choice as the jammin’-est damn Buckeye band in the
land, we’re certainly intrigued. Ekoostic Hookah plays
the Newport Music Hall – not far from Value City Arena
– Saturday. Speaking of O.A.R., maybe if we all kick
in a few bucks, we can get them to play a show in Columbus
on Frozen Four Friday.
A sincere thanks
to the CCHA for allowing its statistics, standings
and the like to appear on collegehockeystats.com,
making it the one-stop numbers shop for Division I, II and
III men’s and women’s college hockey. Operated
by stats whiz and all-around good guy Tim Danehy, the Web
site an indispensable resource for any hockey fan. You know,
just like INCH.
11 CCHA teams in action Saturday (Bowling Green
was idle, and Lake Superior State hosted non-conference
foe Alabama-Huntsville) combined to score 22 goals. Six
of the 11 scored one or no goals that night. Makes you want
to run out and buy Super Six tickets today, doesn’t
AT THE BOTTOM OF THE BAG
• Nebraska-Omaha started a crucial stretch
of six straight CCHA road games last weekend with a win and a
tie against Ferris State in Big Rapids. It’s the first time
the Mavericks have earned more than two points on the road since
Dec. 6-7, 2002, at Lake Superior State, a span of 16 league road
series. This weekend, UNO visits Miami, where the Mavs are winless
in six tries (0-4-2) against the RedHawks.
don’t feel much like riding, you just wish the trip was
through,” sang Bob Seger in “Turn the Page”,
his classic dirge of life on the road. After this week is over,
Notre Dame might share Seger’s sentiments.
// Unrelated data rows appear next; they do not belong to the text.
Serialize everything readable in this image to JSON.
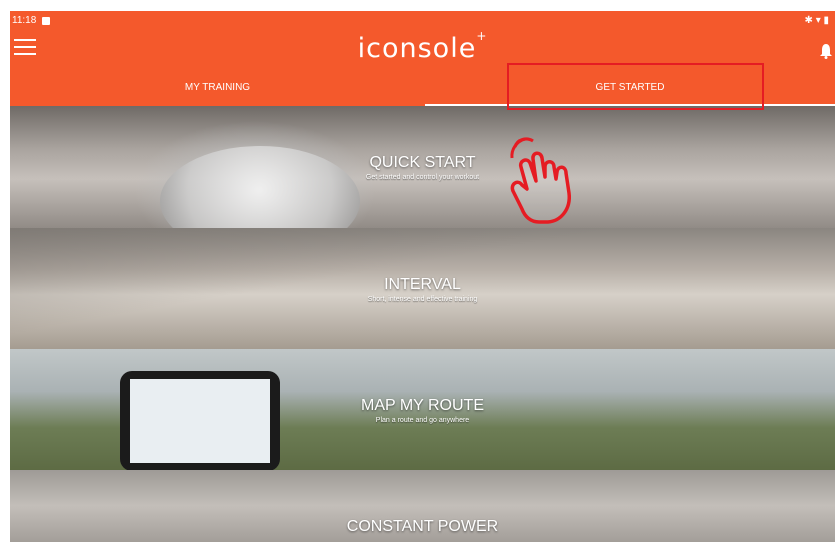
{
  "status_bar": {
    "time": "11:18",
    "right_icons": "✱ ▾ ▮"
  },
  "header": {
    "logo_text": "iconsole",
    "logo_sup": "+"
  },
  "tabs": [
    {
      "label": "MY TRAINING",
      "active": false
    },
    {
      "label": "GET STARTED",
      "active": true
    }
  ],
  "workouts": [
    {
      "title": "QUICK START",
      "subtitle": "Get started and control your workout"
    },
    {
      "title": "INTERVAL",
      "subtitle": "Short, intense and effective training"
    },
    {
      "title": "MAP MY ROUTE",
      "subtitle": "Plan a route and go anywhere"
    },
    {
      "title": "CONSTANT POWER",
      "subtitle": ""
    }
  ],
  "colors": {
    "accent": "#f4592c",
    "highlight": "#e51c23"
  },
  "icons": {
    "menu": "hamburger-menu-icon",
    "bell": "bell-icon",
    "hand": "tap-hand-icon"
  }
}
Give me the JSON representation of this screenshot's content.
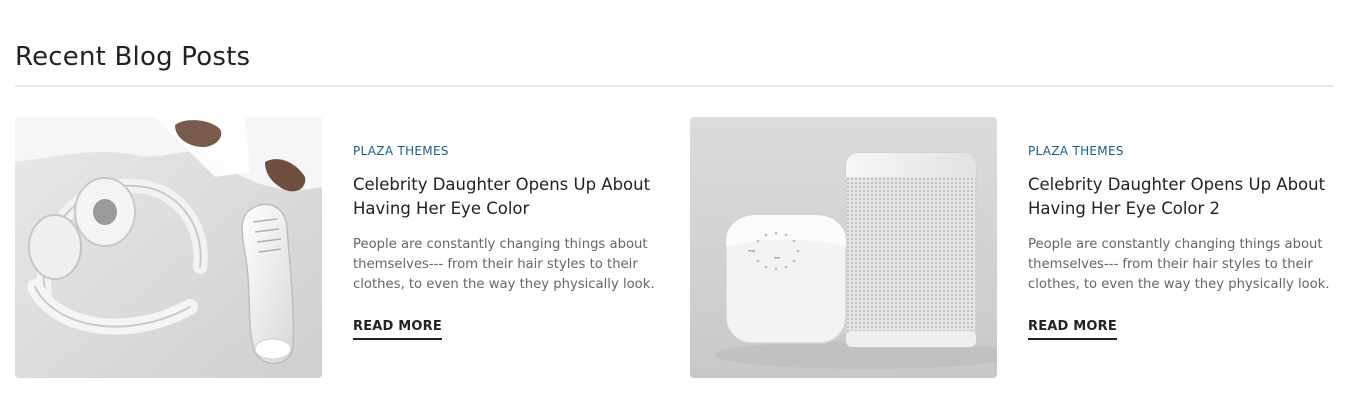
{
  "section": {
    "title": "Recent Blog Posts"
  },
  "posts": [
    {
      "category": "PLAZA THEMES",
      "title": "Celebrity Daughter Opens Up About Having Her Eye Color",
      "excerpt": "People are constantly changing things about themselves--- from their hair styles to their clothes, to even the way they physically look.",
      "read_more": "READ MORE",
      "image_subject": "white headphones and white shoes"
    },
    {
      "category": "PLAZA THEMES",
      "title": "Celebrity Daughter Opens Up About Having Her Eye Color 2",
      "excerpt": "People are constantly changing things about themselves--- from their hair styles to their clothes, to even the way they physically look.",
      "read_more": "READ MORE",
      "image_subject": "white smart speakers"
    }
  ],
  "colors": {
    "category": "#1b5c8e",
    "heading": "#222222",
    "excerpt": "#666666",
    "rule": "#ebebeb"
  }
}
Fighting Irish play three games in five days in three different
rinks – after losing to Michigan Tech in Green Bay Tuesday,
the team whisked back to the Joyce Center for the front end of
a non-conference series against WCHA leader Wisconsin. The teams
wrap the two-game set Saturday at Allstate Arena in the Chicago
suburb of Rosemont.
a strong CCHA presence among the American Hockey League’s
scoring leaders. Former Michigan standout Mike Cammalleri,
who plays for the Los Angeles Kings’ top affiliate in Manchester,
N.H. – entered the week as the circuit’s second-leading
scorer with 57 points in 39 games. Another ex-Wolverine –
Providence Bruins forward Andy Hilbert – is seventh in scoring
with 44 points.
former Michigan State All-American Andrew Hutchinson, who plays
for Nashville’s affiliate in Milwaukee, ranks third in the
AHL in scoring with 29 points. Three CCHA alums rank in the top
10 in rookie points – Ohio State’s R.J. Umberger,
now with the Philadelphia Phantoms is seventh with 24 points,
while Bowling Green’s Kevin Bieksa of Vancouver’s
top farm club in Winnipeg and Alaska-Fairbanks’ Aaron Voros,
who skates for New Jersey’s AHL affiliate in Albany, are
tied for eighth with 20 points.
it be that the future of the National Hockey League as we know
it currently rests in the hands of a gritty two-way center from
Medicine Hat and a former Michigan State hockey player
with a degree in geology?
Trevor Linden, Vancouver Canucks’ pivot and president of
the NHL Players’ Association, organized an informal meeting
that took place at an airport lounge in Chicago Wednesday to discuss
the current labor impasse. The point man for the three-person
contingent representing the owners was Harley Hotchkiss, an MSU
hockey letterwinner in 1950 and the current chair of the NHL Board
of Governors. Hotchkiss is also one of the owners of the Calgary
must not have gone too badly, because the two sides scheduled
another session for Thursday in Toronto. Among those not invited
to participate in the meetings were NHL commissioner Gary Bettman,
a Cornell alum, and NHLPA executive director Bob Goodenow, who
attended Harvard. Moral of the story – ECACHL guys just
gum up the works.
sure sign that college hockey is entering the regular-season stretch
run – we’ve seen the start of the first Hobey
Baker Award campaign. Credit the first pitch of the Hobey
huckstering to Bowling Green, which is touting senior goaltender
Jordan Sigalet as a candidate by launching a
promotional Web site.
Michigan State’s 5-4 loss to Western Michigan in Kalamazoo
Friday in a game in which his team fired 50 shots at the Broncos’
freshman goalie, Daniel Bellissimo, a reporter asked MSU
head coach Rick Comley how frustrating the loss was.
than you can possibly imagine,” Comley said.
A variety of sources were utilized in the compilation of this